By Newroz Saribas
NORTHWEST ASIAN WEEKLY
At the 38th Annual Seattle Cherry Blossom & Japanese Cultural Festival held on April 21-23, people of all cultures flooded the Seattle Center Armory to learn about Japanese culture and to watch a reenactment of the 1997 attempt to break the world record for the longest sushi roll.
Global music, dance, art, crafts, history, food, and insight were all presented through a unique partnership called Festál, which brings together community organizations and the Seattle Center.
Festál events captivate and enlighten festival-goers as they experience the distinct cultures that shape the character and course of their broader community.

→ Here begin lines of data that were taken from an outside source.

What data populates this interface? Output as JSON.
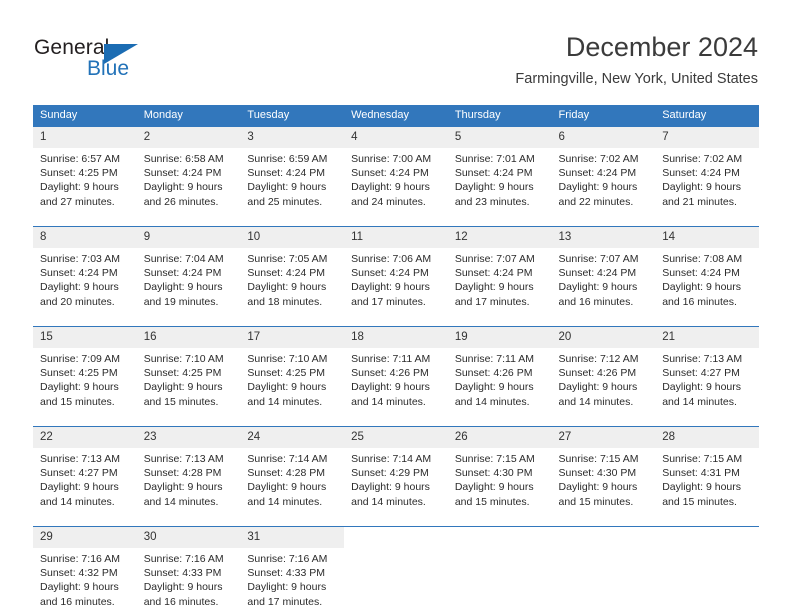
{
  "brand": {
    "name_top": "General",
    "name_bottom": "Blue",
    "accent_color": "#2272b8"
  },
  "header": {
    "title": "December 2024",
    "subtitle": "Farmingville, New York, United States"
  },
  "calendar": {
    "header_bg": "#3277bc",
    "daynum_bg": "#efefef",
    "weekday_headers": [
      "Sunday",
      "Monday",
      "Tuesday",
      "Wednesday",
      "Thursday",
      "Friday",
      "Saturday"
    ],
    "weeks": [
      [
        {
          "day": "1",
          "sunrise": "Sunrise: 6:57 AM",
          "sunset": "Sunset: 4:25 PM",
          "daylight1": "Daylight: 9 hours",
          "daylight2": "and 27 minutes."
        },
        {
          "day": "2",
          "sunrise": "Sunrise: 6:58 AM",
          "sunset": "Sunset: 4:24 PM",
          "daylight1": "Daylight: 9 hours",
          "daylight2": "and 26 minutes."
        },
        {
          "day": "3",
          "sunrise": "Sunrise: 6:59 AM",
          "sunset": "Sunset: 4:24 PM",
          "daylight1": "Daylight: 9 hours",
          "daylight2": "and 25 minutes."
        },
        {
          "day": "4",
          "sunrise": "Sunrise: 7:00 AM",
          "sunset": "Sunset: 4:24 PM",
          "daylight1": "Daylight: 9 hours",
          "daylight2": "and 24 minutes."
        },
        {
          "day": "5",
          "sunrise": "Sunrise: 7:01 AM",
          "sunset": "Sunset: 4:24 PM",
          "daylight1": "Daylight: 9 hours",
          "daylight2": "and 23 minutes."
        },
        {
          "day": "6",
          "sunrise": "Sunrise: 7:02 AM",
          "sunset": "Sunset: 4:24 PM",
          "daylight1": "Daylight: 9 hours",
          "daylight2": "and 22 minutes."
        },
        {
          "day": "7",
          "sunrise": "Sunrise: 7:02 AM",
          "sunset": "Sunset: 4:24 PM",
          "daylight1": "Daylight: 9 hours",
          "daylight2": "and 21 minutes."
        }
      ],
      [
        {
          "day": "8",
          "sunrise": "Sunrise: 7:03 AM",
          "sunset": "Sunset: 4:24 PM",
          "daylight1": "Daylight: 9 hours",
          "daylight2": "and 20 minutes."
        },
        {
          "day": "9",
          "sunrise": "Sunrise: 7:04 AM",
          "sunset": "Sunset: 4:24 PM",
          "daylight1": "Daylight: 9 hours",
          "daylight2": "and 19 minutes."
        },
        {
          "day": "10",
          "sunrise": "Sunrise: 7:05 AM",
          "sunset": "Sunset: 4:24 PM",
          "daylight1": "Daylight: 9 hours",
          "daylight2": "and 18 minutes."
        },
        {
          "day": "11",
          "sunrise": "Sunrise: 7:06 AM",
          "sunset": "Sunset: 4:24 PM",
          "daylight1": "Daylight: 9 hours",
          "daylight2": "and 17 minutes."
        },
        {
          "day": "12",
          "sunrise": "Sunrise: 7:07 AM",
          "sunset": "Sunset: 4:24 PM",
          "daylight1": "Daylight: 9 hours",
          "daylight2": "and 17 minutes."
        },
        {
          "day": "13",
          "sunrise": "Sunrise: 7:07 AM",
          "sunset": "Sunset: 4:24 PM",
          "daylight1": "Daylight: 9 hours",
          "daylight2": "and 16 minutes."
        },
        {
          "day": "14",
          "sunrise": "Sunrise: 7:08 AM",
          "sunset": "Sunset: 4:24 PM",
          "daylight1": "Daylight: 9 hours",
          "daylight2": "and 16 minutes."
        }
      ],
      [
        {
          "day": "15",
          "sunrise": "Sunrise: 7:09 AM",
          "sunset": "Sunset: 4:25 PM",
          "daylight1": "Daylight: 9 hours",
          "daylight2": "and 15 minutes."
        },
        {
          "day": "16",
          "sunrise": "Sunrise: 7:10 AM",
          "sunset": "Sunset: 4:25 PM",
          "daylight1": "Daylight: 9 hours",
          "daylight2": "and 15 minutes."
        },
        {
          "day": "17",
          "sunrise": "Sunrise: 7:10 AM",
          "sunset": "Sunset: 4:25 PM",
          "daylight1": "Daylight: 9 hours",
          "daylight2": "and 14 minutes."
        },
        {
          "day": "18",
          "sunrise": "Sunrise: 7:11 AM",
          "sunset": "Sunset: 4:26 PM",
          "daylight1": "Daylight: 9 hours",
          "daylight2": "and 14 minutes."
        },
        {
          "day": "19",
          "sunrise": "Sunrise: 7:11 AM",
          "sunset": "Sunset: 4:26 PM",
          "daylight1": "Daylight: 9 hours",
          "daylight2": "and 14 minutes."
        },
        {
          "day": "20",
          "sunrise": "Sunrise: 7:12 AM",
          "sunset": "Sunset: 4:26 PM",
          "daylight1": "Daylight: 9 hours",
          "daylight2": "and 14 minutes."
        },
        {
          "day": "21",
          "sunrise": "Sunrise: 7:13 AM",
          "sunset": "Sunset: 4:27 PM",
          "daylight1": "Daylight: 9 hours",
          "daylight2": "and 14 minutes."
        }
      ],
      [
        {
          "day": "22",
          "sunrise": "Sunrise: 7:13 AM",
          "sunset": "Sunset: 4:27 PM",
          "daylight1": "Daylight: 9 hours",
          "daylight2": "and 14 minutes."
        },
        {
          "day": "23",
          "sunrise": "Sunrise: 7:13 AM",
          "sunset": "Sunset: 4:28 PM",
          "daylight1": "Daylight: 9 hours",
          "daylight2": "and 14 minutes."
        },
        {
          "day": "24",
          "sunrise": "Sunrise: 7:14 AM",
          "sunset": "Sunset: 4:28 PM",
          "daylight1": "Daylight: 9 hours",
          "daylight2": "and 14 minutes."
        },
        {
          "day": "25",
          "sunrise": "Sunrise: 7:14 AM",
          "sunset": "Sunset: 4:29 PM",
          "daylight1": "Daylight: 9 hours",
          "daylight2": "and 14 minutes."
        },
        {
          "day": "26",
          "sunrise": "Sunrise: 7:15 AM",
          "sunset": "Sunset: 4:30 PM",
          "daylight1": "Daylight: 9 hours",
          "daylight2": "and 15 minutes."
        },
        {
          "day": "27",
          "sunrise": "Sunrise: 7:15 AM",
          "sunset": "Sunset: 4:30 PM",
          "daylight1": "Daylight: 9 hours",
          "daylight2": "and 15 minutes."
        },
        {
          "day": "28",
          "sunrise": "Sunrise: 7:15 AM",
          "sunset": "Sunset: 4:31 PM",
          "daylight1": "Daylight: 9 hours",
          "daylight2": "and 15 minutes."
        }
      ],
      [
        {
          "day": "29",
          "sunrise": "Sunrise: 7:16 AM",
          "sunset": "Sunset: 4:32 PM",
          "daylight1": "Daylight: 9 hours",
          "daylight2": "and 16 minutes."
        },
        {
          "day": "30",
          "sunrise": "Sunrise: 7:16 AM",
          "sunset": "Sunset: 4:33 PM",
          "daylight1": "Daylight: 9 hours",
          "daylight2": "and 16 minutes."
        },
        {
          "day": "31",
          "sunrise": "Sunrise: 7:16 AM",
          "sunset": "Sunset: 4:33 PM",
          "daylight1": "Daylight: 9 hours",
          "daylight2": "and 17 minutes."
        },
        {
          "day": "",
          "sunrise": "",
          "sunset": "",
          "daylight1": "",
          "daylight2": ""
        },
        {
          "day": "",
          "sunrise": "",
          "sunset": "",
          "daylight1": "",
          "daylight2": ""
        },
        {
          "day": "",
          "sunrise": "",
          "sunset": "",
          "daylight1": "",
          "daylight2": ""
        },
        {
          "day": "",
          "sunrise": "",
          "sunset": "",
          "daylight1": "",
          "daylight2": ""
        }
      ]
    ]
  }
}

“We looked back 20 years to when we first made the roll, because Seattle Center Festál is turning 20,” said Tazue Saski, Board Chair and Performing Arts Chair of the Seattle Cherry Blossom and Japanese Cultural Festival Committee. “That is where the idea to reenact the sushi roll came from.”
Volunteers reenacted its 1997 Guinness record title in the category of “Longest Sushi Roll.” Organizers created a roll of over 100 feet with the assistance of 14 five-person teams.
The sushi roll was a traditional Futomaki, which means “fat-roll” — with five items inside to ensure good luck.
“Rolls must have an odd number of ingredients,” said Lynn Miyauchi, member of the Consulate-General of Japan in Seattle. “Celery, rice, seaweed, egg, mushroom, pickled radish, and dry gourd are in today’s roll.”
Miyauchi took part in the original 1997 world record breaking attempt. She was part of the same team last time and said the thrill hasn’t changed.
Ben Erickson, a roller for the Seattle-Kobe Sister-City Association team, said that they did have a practice run, but some people were filling in, so they weren’t sure if as a team they could successfully roll the 100-foot sushi.
Erickson said that they were not trying to break the current world record held for longest roll achieved by Tamana Otawara Festival Executive Committee in Japan at over 9,000 feet.
“We would need more Seattle for that,” said Erickson.
The 14 teams that participated were from groups in Seattle related to Japanese culture.
Aisha Fukushima, a local-born rapper and activist, performed a piece encouraging diversity, battling the boxes that society has set for her, as a person who is part of the Hapa community. Hapa is a Hawaiian term generally acceptable for Asian mixed-race persons.
When the beat to her rap was slow to come on, she improvised, beatboxing and freestyling. “When I say ‘hip,’ you say ‘hop,’” she called to the crowd, engaging them in a call-and-response.
Saski, a Japanese American, said that the festival is a way for Japanese people to celebrate their different cultures. “Gives understanding into the culture, like Aisha Fukushima was saying, celebrating mixed heritage, celebrating the culture,” Saski said.
Culture is all the same in the end, in that we all value kindness and honesty. “When you look out at it, it comes out to be the same, we value certain things this festival gives us the chance to do so.”
Saski has been working at the festival for many years. A bystander helping to set up shouted “decades,” making her blush.
The annual event originated in 1976 when Prime Minister Takeo Miki donated 1,000 cherry trees to Seattle. The Japanese Cherry Blossom Festival has been going on for 42 years, 38 of those celebrated at the Seattle Center Armory. This year marks the 20th year the festival has been part of the Festál series — making it one of the longest running Festál events.
It seeks to highlight the common values shared beyond cultural differences and commemorates the long friendship between the people of Japan and Washington state.
“I love the Japanese American community in Seattle. Being a community together and the Cherry Blossom Festival is great for that,” said Erickson.
For more information on Seattle Cherry Blossom & Japanese Cultural Festival, visit cherryblossomfest.org, and to learn more about this collection of ethnic cultural events, Festál, and other Seattle Center public programming, visit seattlecenter.com.
Newroz can be reached at firstname.lastname@example.org.